The journal contains a series of handwritten essays signed by three different writers. The last pages are full of songs, bits of songs and poetry from the contemporary period.
There is little information to be had about the Brownsville Female Academy. An 1831 act provides a list of Brownsville Academy trustees. Most other references to such a school actually relate to the Brownsville Female Institute or Seminary. The Brownsville Female Institute was established in 1842, under the control of the Presbyterian Church, and closed at the start of the Civil War. It is possible the Brownsville Female Academy evolved into or was incorporated into the Brownsville Institute in 1842.
Julia Ann McNeill is equally mysterious. Most of the dates in the journal are 1838, but do not provide a specific age for any of the apparent writers. [References are made to a Julia Ann (1829-1901) who married a Stanhope McCommons. They moved with their children to Missouri in 1856. Both husband and wife appear on the 1860 census, and Stanhope appears as head of household on the 1870 census.]
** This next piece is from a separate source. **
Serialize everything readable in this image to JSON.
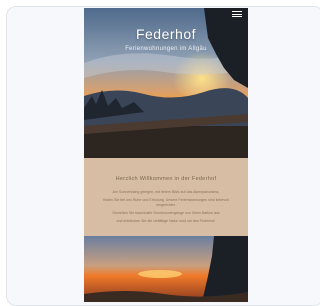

Collection consists of a single folder.
Collection was purchased by Special Collections in March 2004.